Not only are there numerous Prophetic directives concerning the excellence of sacrifice at this time, but there are also considerably more Koranic references to the subject than the single one he mentions, in particular those in Chapters 5 (The Table), 22 (The Pilgrimage) and 48 (The Conquest). And given that Mecca has always been a place of sacrifice and that the distribution of the meat is a secondary consideration, it is not a "logical step" to send money for food aid to poor countries instead. Rather, most people's haj would be incomplete in a legal sense if there was not some sacrifice on their behalf actually in the environs of Mecca, although according to the well-attested Madinan school of Islamic law, the preferred way of doing haj does not actually require a pilgrim to sacrifice at all.
Finally, I am amazed at D W Evans' attitude to the prophet Abraham and the "barbarous" Old Testament (Letters, 3 May). Have people no respect for the great men of God whose practices such festivals commemorate? And have people completely forgotten the literal meaning of the word "sacrifice" and all that it entails, both physically and spiritually, in favour of a merely metaphorical usage?

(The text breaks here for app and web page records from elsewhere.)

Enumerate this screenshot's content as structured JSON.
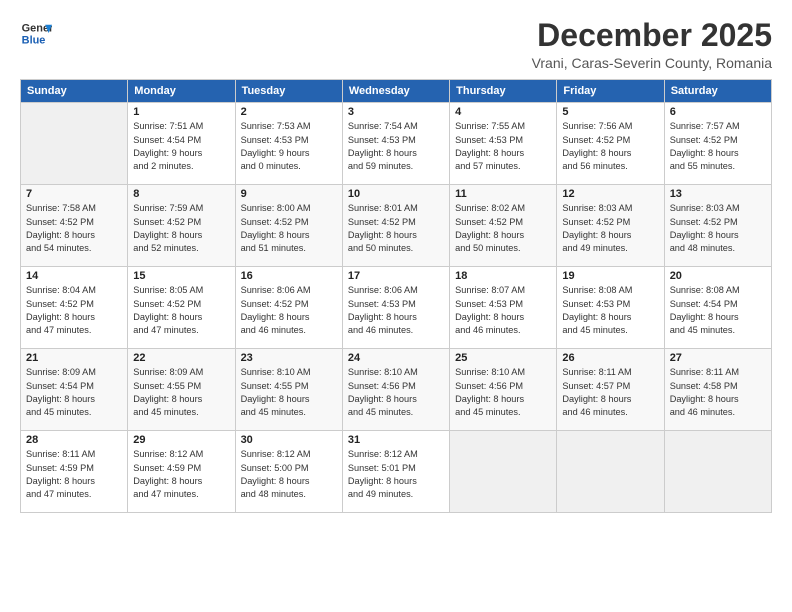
{
  "logo": {
    "line1": "General",
    "line2": "Blue"
  },
  "title": "December 2025",
  "subtitle": "Vrani, Caras-Severin County, Romania",
  "days_header": [
    "Sunday",
    "Monday",
    "Tuesday",
    "Wednesday",
    "Thursday",
    "Friday",
    "Saturday"
  ],
  "weeks": [
    [
      {
        "day": "",
        "info": ""
      },
      {
        "day": "1",
        "info": "Sunrise: 7:51 AM\nSunset: 4:54 PM\nDaylight: 9 hours\nand 2 minutes."
      },
      {
        "day": "2",
        "info": "Sunrise: 7:53 AM\nSunset: 4:53 PM\nDaylight: 9 hours\nand 0 minutes."
      },
      {
        "day": "3",
        "info": "Sunrise: 7:54 AM\nSunset: 4:53 PM\nDaylight: 8 hours\nand 59 minutes."
      },
      {
        "day": "4",
        "info": "Sunrise: 7:55 AM\nSunset: 4:53 PM\nDaylight: 8 hours\nand 57 minutes."
      },
      {
        "day": "5",
        "info": "Sunrise: 7:56 AM\nSunset: 4:52 PM\nDaylight: 8 hours\nand 56 minutes."
      },
      {
        "day": "6",
        "info": "Sunrise: 7:57 AM\nSunset: 4:52 PM\nDaylight: 8 hours\nand 55 minutes."
      }
    ],
    [
      {
        "day": "7",
        "info": "Sunrise: 7:58 AM\nSunset: 4:52 PM\nDaylight: 8 hours\nand 54 minutes."
      },
      {
        "day": "8",
        "info": "Sunrise: 7:59 AM\nSunset: 4:52 PM\nDaylight: 8 hours\nand 52 minutes."
      },
      {
        "day": "9",
        "info": "Sunrise: 8:00 AM\nSunset: 4:52 PM\nDaylight: 8 hours\nand 51 minutes."
      },
      {
        "day": "10",
        "info": "Sunrise: 8:01 AM\nSunset: 4:52 PM\nDaylight: 8 hours\nand 50 minutes."
      },
      {
        "day": "11",
        "info": "Sunrise: 8:02 AM\nSunset: 4:52 PM\nDaylight: 8 hours\nand 50 minutes."
      },
      {
        "day": "12",
        "info": "Sunrise: 8:03 AM\nSunset: 4:52 PM\nDaylight: 8 hours\nand 49 minutes."
      },
      {
        "day": "13",
        "info": "Sunrise: 8:03 AM\nSunset: 4:52 PM\nDaylight: 8 hours\nand 48 minutes."
      }
    ],
    [
      {
        "day": "14",
        "info": "Sunrise: 8:04 AM\nSunset: 4:52 PM\nDaylight: 8 hours\nand 47 minutes."
      },
      {
        "day": "15",
        "info": "Sunrise: 8:05 AM\nSunset: 4:52 PM\nDaylight: 8 hours\nand 47 minutes."
      },
      {
        "day": "16",
        "info": "Sunrise: 8:06 AM\nSunset: 4:52 PM\nDaylight: 8 hours\nand 46 minutes."
      },
      {
        "day": "17",
        "info": "Sunrise: 8:06 AM\nSunset: 4:53 PM\nDaylight: 8 hours\nand 46 minutes."
      },
      {
        "day": "18",
        "info": "Sunrise: 8:07 AM\nSunset: 4:53 PM\nDaylight: 8 hours\nand 46 minutes."
      },
      {
        "day": "19",
        "info": "Sunrise: 8:08 AM\nSunset: 4:53 PM\nDaylight: 8 hours\nand 45 minutes."
      },
      {
        "day": "20",
        "info": "Sunrise: 8:08 AM\nSunset: 4:54 PM\nDaylight: 8 hours\nand 45 minutes."
      }
    ],
    [
      {
        "day": "21",
        "info": "Sunrise: 8:09 AM\nSunset: 4:54 PM\nDaylight: 8 hours\nand 45 minutes."
      },
      {
        "day": "22",
        "info": "Sunrise: 8:09 AM\nSunset: 4:55 PM\nDaylight: 8 hours\nand 45 minutes."
      },
      {
        "day": "23",
        "info": "Sunrise: 8:10 AM\nSunset: 4:55 PM\nDaylight: 8 hours\nand 45 minutes."
      },
      {
        "day": "24",
        "info": "Sunrise: 8:10 AM\nSunset: 4:56 PM\nDaylight: 8 hours\nand 45 minutes."
      },
      {
        "day": "25",
        "info": "Sunrise: 8:10 AM\nSunset: 4:56 PM\nDaylight: 8 hours\nand 45 minutes."
      },
      {
        "day": "26",
        "info": "Sunrise: 8:11 AM\nSunset: 4:57 PM\nDaylight: 8 hours\nand 46 minutes."
      },
      {
        "day": "27",
        "info": "Sunrise: 8:11 AM\nSunset: 4:58 PM\nDaylight: 8 hours\nand 46 minutes."
      }
    ],
    [
      {
        "day": "28",
        "info": "Sunrise: 8:11 AM\nSunset: 4:59 PM\nDaylight: 8 hours\nand 47 minutes."
      },
      {
        "day": "29",
        "info": "Sunrise: 8:12 AM\nSunset: 4:59 PM\nDaylight: 8 hours\nand 47 minutes."
      },
      {
        "day": "30",
        "info": "Sunrise: 8:12 AM\nSunset: 5:00 PM\nDaylight: 8 hours\nand 48 minutes."
      },
      {
        "day": "31",
        "info": "Sunrise: 8:12 AM\nSunset: 5:01 PM\nDaylight: 8 hours\nand 49 minutes."
      },
      {
        "day": "",
        "info": ""
      },
      {
        "day": "",
        "info": ""
      },
      {
        "day": "",
        "info": ""
      }
    ]
  ]
}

Dr Yasin Dutton
Department of Islamic and
Middle Eastern Studies
University of Edinburgh